§ **INSTRUCTIONS TO FOLLOW**: Restate the entries word for word, leaving nothing out.

§ **EXERCISE DATA**:
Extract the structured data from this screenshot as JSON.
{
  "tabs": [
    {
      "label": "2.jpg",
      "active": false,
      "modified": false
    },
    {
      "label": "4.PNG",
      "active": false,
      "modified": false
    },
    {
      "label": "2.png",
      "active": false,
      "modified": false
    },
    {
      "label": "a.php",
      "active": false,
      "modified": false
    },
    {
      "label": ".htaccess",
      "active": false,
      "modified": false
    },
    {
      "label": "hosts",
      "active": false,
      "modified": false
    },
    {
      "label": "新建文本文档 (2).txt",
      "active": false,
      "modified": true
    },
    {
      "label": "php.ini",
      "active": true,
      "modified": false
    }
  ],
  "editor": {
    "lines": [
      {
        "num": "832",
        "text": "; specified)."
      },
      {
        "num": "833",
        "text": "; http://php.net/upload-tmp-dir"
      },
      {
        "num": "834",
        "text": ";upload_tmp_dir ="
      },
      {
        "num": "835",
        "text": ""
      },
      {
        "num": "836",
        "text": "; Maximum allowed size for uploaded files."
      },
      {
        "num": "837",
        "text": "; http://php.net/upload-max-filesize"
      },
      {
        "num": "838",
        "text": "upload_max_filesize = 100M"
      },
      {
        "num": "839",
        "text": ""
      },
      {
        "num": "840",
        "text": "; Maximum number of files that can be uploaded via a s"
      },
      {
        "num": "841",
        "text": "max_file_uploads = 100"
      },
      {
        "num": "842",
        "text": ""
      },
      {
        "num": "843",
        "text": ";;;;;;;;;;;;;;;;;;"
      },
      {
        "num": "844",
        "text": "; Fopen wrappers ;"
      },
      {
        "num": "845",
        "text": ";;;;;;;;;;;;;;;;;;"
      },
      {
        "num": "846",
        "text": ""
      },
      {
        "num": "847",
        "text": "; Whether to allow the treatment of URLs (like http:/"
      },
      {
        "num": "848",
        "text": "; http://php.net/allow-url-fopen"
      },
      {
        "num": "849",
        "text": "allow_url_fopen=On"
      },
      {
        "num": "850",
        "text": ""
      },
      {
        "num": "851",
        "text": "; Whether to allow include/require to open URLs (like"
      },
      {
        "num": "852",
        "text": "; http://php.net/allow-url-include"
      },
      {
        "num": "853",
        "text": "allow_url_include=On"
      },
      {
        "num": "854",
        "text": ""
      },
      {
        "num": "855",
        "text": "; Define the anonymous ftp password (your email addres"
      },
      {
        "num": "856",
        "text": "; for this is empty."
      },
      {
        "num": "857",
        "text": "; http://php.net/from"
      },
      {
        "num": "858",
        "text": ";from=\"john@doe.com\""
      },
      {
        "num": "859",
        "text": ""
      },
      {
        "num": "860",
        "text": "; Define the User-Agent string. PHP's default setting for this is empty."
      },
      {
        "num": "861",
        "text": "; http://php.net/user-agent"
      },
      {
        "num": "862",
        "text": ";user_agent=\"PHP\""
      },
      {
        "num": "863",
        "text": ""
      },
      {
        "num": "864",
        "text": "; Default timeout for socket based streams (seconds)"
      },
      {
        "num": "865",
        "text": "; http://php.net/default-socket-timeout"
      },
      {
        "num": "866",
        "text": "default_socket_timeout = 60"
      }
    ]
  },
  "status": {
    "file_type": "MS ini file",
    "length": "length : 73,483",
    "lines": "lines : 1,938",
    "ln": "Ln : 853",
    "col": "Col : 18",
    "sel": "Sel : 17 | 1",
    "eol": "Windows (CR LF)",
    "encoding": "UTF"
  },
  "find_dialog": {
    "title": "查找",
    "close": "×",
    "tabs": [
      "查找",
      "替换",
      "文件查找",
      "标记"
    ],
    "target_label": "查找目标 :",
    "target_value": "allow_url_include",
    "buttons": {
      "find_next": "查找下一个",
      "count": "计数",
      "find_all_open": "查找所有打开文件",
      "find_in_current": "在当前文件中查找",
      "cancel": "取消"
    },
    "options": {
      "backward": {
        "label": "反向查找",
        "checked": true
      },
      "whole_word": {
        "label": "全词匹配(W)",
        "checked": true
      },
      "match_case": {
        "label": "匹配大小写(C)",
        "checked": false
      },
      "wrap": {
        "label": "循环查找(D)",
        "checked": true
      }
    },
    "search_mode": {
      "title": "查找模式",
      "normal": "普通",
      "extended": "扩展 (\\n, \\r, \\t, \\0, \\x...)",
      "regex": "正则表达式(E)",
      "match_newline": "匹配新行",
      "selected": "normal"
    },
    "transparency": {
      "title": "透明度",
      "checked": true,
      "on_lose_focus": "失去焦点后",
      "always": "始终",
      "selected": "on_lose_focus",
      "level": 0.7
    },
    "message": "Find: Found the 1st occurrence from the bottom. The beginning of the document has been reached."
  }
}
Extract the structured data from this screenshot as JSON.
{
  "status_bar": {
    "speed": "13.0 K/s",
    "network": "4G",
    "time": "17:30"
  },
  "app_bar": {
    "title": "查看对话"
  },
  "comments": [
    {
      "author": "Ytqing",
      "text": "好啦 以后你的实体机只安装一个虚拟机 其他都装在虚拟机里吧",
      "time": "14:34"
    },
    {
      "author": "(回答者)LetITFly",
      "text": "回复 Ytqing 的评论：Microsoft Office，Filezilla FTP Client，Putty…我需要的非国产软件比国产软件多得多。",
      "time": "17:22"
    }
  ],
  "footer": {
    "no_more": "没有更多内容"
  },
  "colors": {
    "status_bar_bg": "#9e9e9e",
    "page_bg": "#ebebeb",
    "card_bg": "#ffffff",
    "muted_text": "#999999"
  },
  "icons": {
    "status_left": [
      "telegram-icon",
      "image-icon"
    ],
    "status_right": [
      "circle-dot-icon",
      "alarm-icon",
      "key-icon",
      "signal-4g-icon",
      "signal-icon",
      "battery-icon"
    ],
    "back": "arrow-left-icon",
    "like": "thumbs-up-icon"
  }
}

§ **YOUR SOLUTION**:
Extract the structured data from this screenshot as JSON.
{
  "tabs": [
    {
      "label": "2.jpg",
      "active": false,
      "modified": false
    },
    {
      "label": "4.PNG",
      "active": false,
      "modified": false
    },
    {
      "label": "2.png",
      "active": false,
      "modified": false
    },
    {
      "label": "a.php",
      "active": false,
      "modified": false
    },
    {
      "label": ".htaccess",
      "active": false,
      "modified": false
    },
    {
      "label": "hosts",
      "active": false,
      "modified": false
    },
    {
      "label": "新建文本文档 (2).txt",
      "active": false,
      "modified": true
    },
    {
      "label": "php.ini",
      "active": true,
      "modified": false
    }
  ],
  "editor": {
    "lines": [
      {
        "num": "832",
        "text": "; specified)."
      },
      {
        "num": "833",
        "text": "; http://php.net/upload-tmp-dir"
      },
      {
        "num": "834",
        "text": ";upload_tmp_dir ="
      },
      {
        "num": "835",
        "text": ""
      },
      {
        "num": "836",
        "text": "; Maximum allowed size for uploaded files."
      },
      {
        "num": "837",
        "text": "; http://php.net/upload-max-filesize"
      },
      {
        "num": "838",
        "text": "upload_max_filesize = 100M"
      },
      {
        "num": "839",
        "text": ""
      },
      {
        "num": "840",
        "text": "; Maximum number of files that can be uploaded via a s"
      },
      {
        "num": "841",
        "text": "max_file_uploads = 100"
      },
      {
        "num": "842",
        "text": ""
      },
      {
        "num": "843",
        "text": ";;;;;;;;;;;;;;;;;;"
      },
      {
        "num": "844",
        "text": "; Fopen wrappers ;"
      },
      {
        "num": "845",
        "text": ";;;;;;;;;;;;;;;;;;"
      },
      {
        "num": "846",
        "text": ""
      },
      {
        "num": "847",
        "text": "; Whether to allow the treatment of URLs (like http:/"
      },
      {
        "num": "848",
        "text": "; http://php.net/allow-url-fopen"
      },
      {
        "num": "849",
        "text": "allow_url_fopen=On"
      },
      {
        "num": "850",
        "text": ""
      },
      {
        "num": "851",
        "text": "; Whether to allow include/require to open URLs (like"
      },
      {
        "num": "852",
        "text": "; http://php.net/allow-url-include"
      },
      {
        "num": "853",
        "text": "allow_url_include=On"
      },
      {
        "num": "854",
        "text": ""
      },
      {
        "num": "855",
        "text": "; Define the anonymous ftp password (your email addres"
      },
      {
        "num": "856",
        "text": "; for this is empty."
      },
      {
        "num": "857",
        "text": "; http://php.net/from"
      },
      {
        "num": "858",
        "text": ";from=\"john@doe.com\""
      },
      {
        "num": "859",
        "text": ""
      },
      {
        "num": "860",
        "text": "; Define the User-Agent string. PHP's default setting for this is empty."
      },
      {
        "num": "861",
        "text": "; http://php.net/user-agent"
      },
      {
        "num": "862",
        "text": ";user_agent=\"PHP\""
      },
      {
        "num": "863",
        "text": ""
      },
      {
        "num": "864",
        "text": "; Default timeout for socket based streams (seconds)"
      },
      {
        "num": "865",
        "text": "; http://php.net/default-socket-timeout"
      },
      {
        "num": "866",
        "text": "default_socket_timeout = 60"
      }
    ]
  },
  "status": {
    "file_type": "MS ini file",
    "length": "length : 73,483",
    "lines": "lines : 1,938",
    "ln": "Ln : 853",
    "col": "Col : 18",
    "sel": "Sel : 17 | 1",
    "eol": "Windows (CR LF)",
    "encoding": "UTF"
  },
  "find_dialog": {
    "title": "查找",
    "close": "×",
    "tabs": [
      "查找",
      "替换",
      "文件查找",
      "标记"
    ],
    "target_label": "查找目标 :",
    "target_value": "allow_url_include",
    "buttons": {
      "find_next": "查找下一个",
      "count": "计数",
      "find_all_open": "查找所有打开文件",
      "find_in_current": "在当前文件中查找",
      "cancel": "取消"
    },
    "options": {
      "backward": {
        "label": "反向查找",
        "checked": true
      },
      "whole_word": {
        "label": "全词匹配(W)",
        "checked": true
      },
      "match_case": {
        "label": "匹配大小写(C)",
        "checked": false
      },
      "wrap": {
        "label": "循环查找(D)",
        "checked": true
      }
    },
    "search_mode": {
      "title": "查找模式",
      "normal": "普通",
      "extended": "扩展 (\\n, \\r, \\t, \\0, \\x...)",
      "regex": "正则表达式(E)",
      "match_newline": "匹配新行",
      "selected": "normal"
    },
    "transparency": {
      "title": "透明度",
      "checked": true,
      "on_lose_focus": "失去焦点后",
      "always": "始终",
      "selected": "on_lose_focus",
      "level": 0.7
    },
    "message": "Find: Found the 1st occurrence from the bottom. The beginning of the document has been reached."
  }
}
Extract the structured data from this screenshot as JSON.
{
  "status_bar": {
    "speed": "13.0 K/s",
    "network": "4G",
    "time": "17:30"
  },
  "app_bar": {
    "title": "查看对话"
  },
  "comments": [
    {
      "author": "Ytqing",
      "text": "好啦 以后你的实体机只安装一个虚拟机 其他都装在虚拟机里吧",
      "time": "14:34"
    },
    {
      "author": "(回答者)LetITFly",
      "text": "回复 Ytqing 的评论：Microsoft Office，Filezilla FTP Client，Putty…我需要的非国产软件比国产软件多得多。",
      "time": "17:22"
    }
  ],
  "footer": {
    "no_more": "没有更多内容"
  },
  "colors": {
    "status_bar_bg": "#9e9e9e",
    "page_bg": "#ebebeb",
    "card_bg": "#ffffff",
    "muted_text": "#999999"
  },
  "icons": {
    "status_left": [
      "telegram-icon",
      "image-icon"
    ],
    "status_right": [
      "circle-dot-icon",
      "alarm-icon",
      "key-icon",
      "signal-4g-icon",
      "signal-icon",
      "battery-icon"
    ],
    "back": "arrow-left-icon",
    "like": "thumbs-up-icon"
  }
}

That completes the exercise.